YNHH performs CT's first eight-patient, paired kidney transplant exchange
At a press conference on the state's first eight-patient kidney transplant exchange, which took place at Yale New Haven Hospital March 3, surgeons called the kidney donor who made the exchange possible a "hero."
But Patricia Menno-Coveney of Mystic, who donated her kidney without knowing who the recipient might be, was modest. "I just wanted to give a kidney to one person," she said. "But I'm delighted by the results."
Because of her altruistic donation, the Yale New Haven Transplantation Center was able to organize a chain of transplants with other donor-recipients, and four Connecticut residents received kidneys. The eight surgeries to remove and transplant the kidneys began at 7:30 am and ended just before 6 pm. Surgeons used minimally invasive, laparoscopic techniques that can reduce recovery time from six to eight weeks to as little as two to four weeks.
"All procedures were deemed a success," said David Mulligan, MD, director, Yale New Haven Transplantation Center, and professor of surgery (transplant) at Yale School of Medicine. "This series of living-donor kidney transplants represents the largest internal kidney transplant exchange performed in Connecticut."
Menno-Coveney had planned to donate a kidney to a friend, who became ineligible as a recipient. She stayed on the donor list and, using a computer program, staff with the Transplantation Center found she was a match for David Rennie of Shelton. The program also showed that Margaret Rennie, David's wife, could donate her kidney to Raymond Murphy of Old Saybook. Sylvie Murphy, Raymond's wife, was a match for Mario Garcia of New Haven; and Hilary Grant, Garcia's wife, could donate to Edward Brakoniecki of Stamford, who has waited five years for a kidney.
Peter Schulam, MD, PhD, chief of Urology at YNHH and chair of Urology at Yale School of Medicine, stressed that the March 3 surgeries were team efforts.
"In addition to the physicians, there are numerous transplant coordinators, nurses, physician residents, advanced practice providers and hospital staff who played a critical role in the execution of this event," he said. "This success demonstrates the skill, collaboration and compassion of all those involved in patient care at Yale New Haven Hospital."
"In years past, an altruistic donor's gift would result in a life-saving transplant to one fortunate person," Sanjay Kulkarni, MD, director of the Kidney and Pancreas Transplant Program, YNHH and Yale School of Medicine, said at the press conference. "Today we are able to celebrate four life-saving transplants started with a great gift from our altruistic donor."
Living-donor transplantations are real-life examples of how every healthy person can save someone else's life. As of Sept. 8, 2014, there were 123,175 people waiting for life-saving organ transplants in the United States, including 101,170 awaiting kidneys. With the March 3 transplants at YNHH, four more people needing kidneys can be placed on the list.

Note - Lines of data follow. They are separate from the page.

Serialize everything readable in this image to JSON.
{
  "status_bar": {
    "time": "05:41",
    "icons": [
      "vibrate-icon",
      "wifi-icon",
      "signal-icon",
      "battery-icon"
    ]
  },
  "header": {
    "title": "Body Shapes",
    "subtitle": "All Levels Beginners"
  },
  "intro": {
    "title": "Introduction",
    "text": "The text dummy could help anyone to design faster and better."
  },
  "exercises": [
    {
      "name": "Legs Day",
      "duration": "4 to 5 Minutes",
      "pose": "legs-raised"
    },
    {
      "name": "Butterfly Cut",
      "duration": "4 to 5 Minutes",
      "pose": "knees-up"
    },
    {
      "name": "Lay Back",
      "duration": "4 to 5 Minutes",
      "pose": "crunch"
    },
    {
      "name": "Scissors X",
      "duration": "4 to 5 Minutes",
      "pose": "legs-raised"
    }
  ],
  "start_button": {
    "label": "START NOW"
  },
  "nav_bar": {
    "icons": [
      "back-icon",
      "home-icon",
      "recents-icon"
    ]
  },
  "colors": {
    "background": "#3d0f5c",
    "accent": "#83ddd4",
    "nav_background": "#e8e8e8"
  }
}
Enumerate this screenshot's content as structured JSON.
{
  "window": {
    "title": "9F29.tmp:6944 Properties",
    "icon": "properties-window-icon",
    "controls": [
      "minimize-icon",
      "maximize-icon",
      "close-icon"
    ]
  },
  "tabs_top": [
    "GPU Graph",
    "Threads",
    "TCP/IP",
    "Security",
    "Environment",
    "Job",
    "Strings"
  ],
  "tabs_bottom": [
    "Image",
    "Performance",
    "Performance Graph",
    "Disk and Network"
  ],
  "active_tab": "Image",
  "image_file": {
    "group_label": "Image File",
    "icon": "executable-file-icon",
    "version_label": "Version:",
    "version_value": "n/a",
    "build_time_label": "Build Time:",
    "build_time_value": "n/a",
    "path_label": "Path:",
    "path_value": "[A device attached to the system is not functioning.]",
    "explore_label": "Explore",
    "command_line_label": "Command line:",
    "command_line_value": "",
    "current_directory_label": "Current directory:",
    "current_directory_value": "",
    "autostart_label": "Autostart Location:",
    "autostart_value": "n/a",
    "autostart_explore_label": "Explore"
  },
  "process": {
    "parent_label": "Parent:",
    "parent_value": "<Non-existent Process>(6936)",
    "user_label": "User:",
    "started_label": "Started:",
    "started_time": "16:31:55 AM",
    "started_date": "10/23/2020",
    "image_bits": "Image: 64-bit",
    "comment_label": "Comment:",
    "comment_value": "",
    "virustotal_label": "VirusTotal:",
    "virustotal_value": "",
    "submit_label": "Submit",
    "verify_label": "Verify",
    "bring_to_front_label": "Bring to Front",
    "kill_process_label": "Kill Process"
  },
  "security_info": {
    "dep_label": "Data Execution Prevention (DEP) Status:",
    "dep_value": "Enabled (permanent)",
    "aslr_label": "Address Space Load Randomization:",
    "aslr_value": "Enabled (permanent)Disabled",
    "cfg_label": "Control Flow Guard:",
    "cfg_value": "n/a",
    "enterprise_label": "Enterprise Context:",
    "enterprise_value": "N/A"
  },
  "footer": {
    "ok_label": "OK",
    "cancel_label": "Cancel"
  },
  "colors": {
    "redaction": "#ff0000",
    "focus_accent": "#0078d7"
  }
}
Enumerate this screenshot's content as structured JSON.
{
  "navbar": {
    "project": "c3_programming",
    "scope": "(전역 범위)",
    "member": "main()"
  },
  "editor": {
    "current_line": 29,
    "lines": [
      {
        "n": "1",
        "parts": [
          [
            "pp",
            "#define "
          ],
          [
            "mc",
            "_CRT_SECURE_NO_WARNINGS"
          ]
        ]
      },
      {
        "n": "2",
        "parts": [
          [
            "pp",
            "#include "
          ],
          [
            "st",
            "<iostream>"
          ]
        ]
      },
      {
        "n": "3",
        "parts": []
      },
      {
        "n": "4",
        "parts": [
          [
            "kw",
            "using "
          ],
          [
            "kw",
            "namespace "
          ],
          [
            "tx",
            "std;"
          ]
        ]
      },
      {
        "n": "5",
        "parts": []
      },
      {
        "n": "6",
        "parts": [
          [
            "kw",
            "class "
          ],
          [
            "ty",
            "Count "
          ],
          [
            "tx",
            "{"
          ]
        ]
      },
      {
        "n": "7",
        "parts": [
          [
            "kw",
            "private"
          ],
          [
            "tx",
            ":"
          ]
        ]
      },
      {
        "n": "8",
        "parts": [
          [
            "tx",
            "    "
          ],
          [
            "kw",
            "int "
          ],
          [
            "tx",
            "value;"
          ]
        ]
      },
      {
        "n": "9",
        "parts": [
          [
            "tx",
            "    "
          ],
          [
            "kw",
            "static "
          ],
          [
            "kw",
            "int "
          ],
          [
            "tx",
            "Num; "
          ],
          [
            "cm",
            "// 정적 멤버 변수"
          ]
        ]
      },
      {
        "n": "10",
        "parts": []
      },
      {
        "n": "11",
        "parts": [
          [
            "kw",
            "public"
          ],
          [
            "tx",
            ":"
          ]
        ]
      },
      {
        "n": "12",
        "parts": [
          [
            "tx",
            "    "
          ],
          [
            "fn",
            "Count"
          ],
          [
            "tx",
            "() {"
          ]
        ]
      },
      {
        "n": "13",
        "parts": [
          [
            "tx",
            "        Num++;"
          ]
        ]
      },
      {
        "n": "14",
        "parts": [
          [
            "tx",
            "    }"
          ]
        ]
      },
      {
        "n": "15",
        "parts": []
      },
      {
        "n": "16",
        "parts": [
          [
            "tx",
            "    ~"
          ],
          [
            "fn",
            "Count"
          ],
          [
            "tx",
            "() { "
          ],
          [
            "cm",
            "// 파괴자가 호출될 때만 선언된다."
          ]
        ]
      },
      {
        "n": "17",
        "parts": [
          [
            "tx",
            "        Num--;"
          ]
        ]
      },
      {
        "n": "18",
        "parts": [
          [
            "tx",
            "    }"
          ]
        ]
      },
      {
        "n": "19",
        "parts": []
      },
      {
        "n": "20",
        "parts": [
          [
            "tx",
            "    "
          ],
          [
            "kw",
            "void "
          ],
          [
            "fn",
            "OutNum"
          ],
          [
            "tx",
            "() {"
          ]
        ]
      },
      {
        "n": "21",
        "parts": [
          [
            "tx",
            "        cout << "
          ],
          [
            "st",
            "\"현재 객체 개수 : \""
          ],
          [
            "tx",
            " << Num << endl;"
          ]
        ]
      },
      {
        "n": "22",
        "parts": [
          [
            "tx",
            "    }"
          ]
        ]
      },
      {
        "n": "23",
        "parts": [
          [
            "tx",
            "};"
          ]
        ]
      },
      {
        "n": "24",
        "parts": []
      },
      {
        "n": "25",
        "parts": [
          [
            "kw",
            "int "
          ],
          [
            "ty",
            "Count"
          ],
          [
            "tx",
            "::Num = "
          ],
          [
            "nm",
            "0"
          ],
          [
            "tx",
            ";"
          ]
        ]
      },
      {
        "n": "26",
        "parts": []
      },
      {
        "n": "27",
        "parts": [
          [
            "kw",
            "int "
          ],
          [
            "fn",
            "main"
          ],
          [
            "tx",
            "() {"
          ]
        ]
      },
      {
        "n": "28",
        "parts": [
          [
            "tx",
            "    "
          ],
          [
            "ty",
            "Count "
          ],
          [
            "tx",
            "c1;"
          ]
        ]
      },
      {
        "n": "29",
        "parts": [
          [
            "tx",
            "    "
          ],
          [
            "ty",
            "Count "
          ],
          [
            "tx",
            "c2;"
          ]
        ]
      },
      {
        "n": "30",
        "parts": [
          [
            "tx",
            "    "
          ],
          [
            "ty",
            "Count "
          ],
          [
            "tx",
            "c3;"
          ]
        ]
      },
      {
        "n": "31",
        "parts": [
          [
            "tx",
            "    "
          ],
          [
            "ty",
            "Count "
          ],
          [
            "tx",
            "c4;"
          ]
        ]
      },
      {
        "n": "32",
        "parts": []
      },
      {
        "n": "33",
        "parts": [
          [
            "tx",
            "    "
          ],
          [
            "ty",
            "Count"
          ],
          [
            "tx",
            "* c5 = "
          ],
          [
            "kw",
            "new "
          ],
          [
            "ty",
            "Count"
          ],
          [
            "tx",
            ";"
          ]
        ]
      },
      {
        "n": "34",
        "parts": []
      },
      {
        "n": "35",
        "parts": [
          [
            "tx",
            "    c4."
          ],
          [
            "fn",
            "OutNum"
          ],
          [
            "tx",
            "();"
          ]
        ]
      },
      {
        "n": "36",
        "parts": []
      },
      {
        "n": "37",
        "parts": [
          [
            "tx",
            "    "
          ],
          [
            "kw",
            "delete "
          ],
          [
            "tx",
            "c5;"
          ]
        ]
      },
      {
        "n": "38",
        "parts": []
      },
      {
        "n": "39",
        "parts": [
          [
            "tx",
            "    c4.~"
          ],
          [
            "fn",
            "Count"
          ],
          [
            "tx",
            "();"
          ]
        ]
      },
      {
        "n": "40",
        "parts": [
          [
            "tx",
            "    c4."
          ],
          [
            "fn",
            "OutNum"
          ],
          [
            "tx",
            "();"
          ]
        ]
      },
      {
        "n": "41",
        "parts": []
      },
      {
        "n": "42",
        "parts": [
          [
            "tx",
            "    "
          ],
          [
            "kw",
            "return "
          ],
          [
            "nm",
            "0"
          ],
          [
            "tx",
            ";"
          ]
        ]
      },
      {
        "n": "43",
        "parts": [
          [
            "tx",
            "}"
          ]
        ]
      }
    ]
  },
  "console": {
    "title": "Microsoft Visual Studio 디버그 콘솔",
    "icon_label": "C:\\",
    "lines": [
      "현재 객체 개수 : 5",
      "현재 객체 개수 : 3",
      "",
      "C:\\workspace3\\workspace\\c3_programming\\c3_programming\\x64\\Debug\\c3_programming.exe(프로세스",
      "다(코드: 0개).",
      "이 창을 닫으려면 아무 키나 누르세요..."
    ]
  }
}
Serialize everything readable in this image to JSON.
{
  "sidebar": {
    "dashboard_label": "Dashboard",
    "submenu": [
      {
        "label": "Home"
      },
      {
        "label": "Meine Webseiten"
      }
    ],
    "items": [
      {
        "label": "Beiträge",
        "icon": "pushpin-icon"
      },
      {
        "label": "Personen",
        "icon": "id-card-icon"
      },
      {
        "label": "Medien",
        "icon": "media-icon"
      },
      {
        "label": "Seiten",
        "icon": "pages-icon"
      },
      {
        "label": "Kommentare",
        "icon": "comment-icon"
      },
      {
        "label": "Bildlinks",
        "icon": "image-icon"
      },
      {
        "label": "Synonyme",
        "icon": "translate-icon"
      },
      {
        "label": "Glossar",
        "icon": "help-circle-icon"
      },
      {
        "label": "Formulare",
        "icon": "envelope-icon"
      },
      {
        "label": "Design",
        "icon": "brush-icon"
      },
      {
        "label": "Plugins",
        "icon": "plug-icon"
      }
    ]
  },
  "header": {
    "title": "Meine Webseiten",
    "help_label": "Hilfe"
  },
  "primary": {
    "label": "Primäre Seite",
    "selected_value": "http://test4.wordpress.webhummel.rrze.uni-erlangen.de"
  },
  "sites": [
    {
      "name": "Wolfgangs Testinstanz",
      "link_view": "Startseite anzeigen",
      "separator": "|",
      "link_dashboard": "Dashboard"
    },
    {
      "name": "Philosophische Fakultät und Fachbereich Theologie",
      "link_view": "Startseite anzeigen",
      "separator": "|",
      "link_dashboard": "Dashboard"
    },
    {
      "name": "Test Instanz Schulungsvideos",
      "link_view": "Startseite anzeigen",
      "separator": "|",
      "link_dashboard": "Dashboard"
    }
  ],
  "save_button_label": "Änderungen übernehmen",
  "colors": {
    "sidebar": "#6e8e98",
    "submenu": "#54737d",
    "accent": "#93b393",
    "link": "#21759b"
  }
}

Calling the seven other donors and recipients her "new friends," Menno- Coveney said, "I'm very blessed that this worked out so well."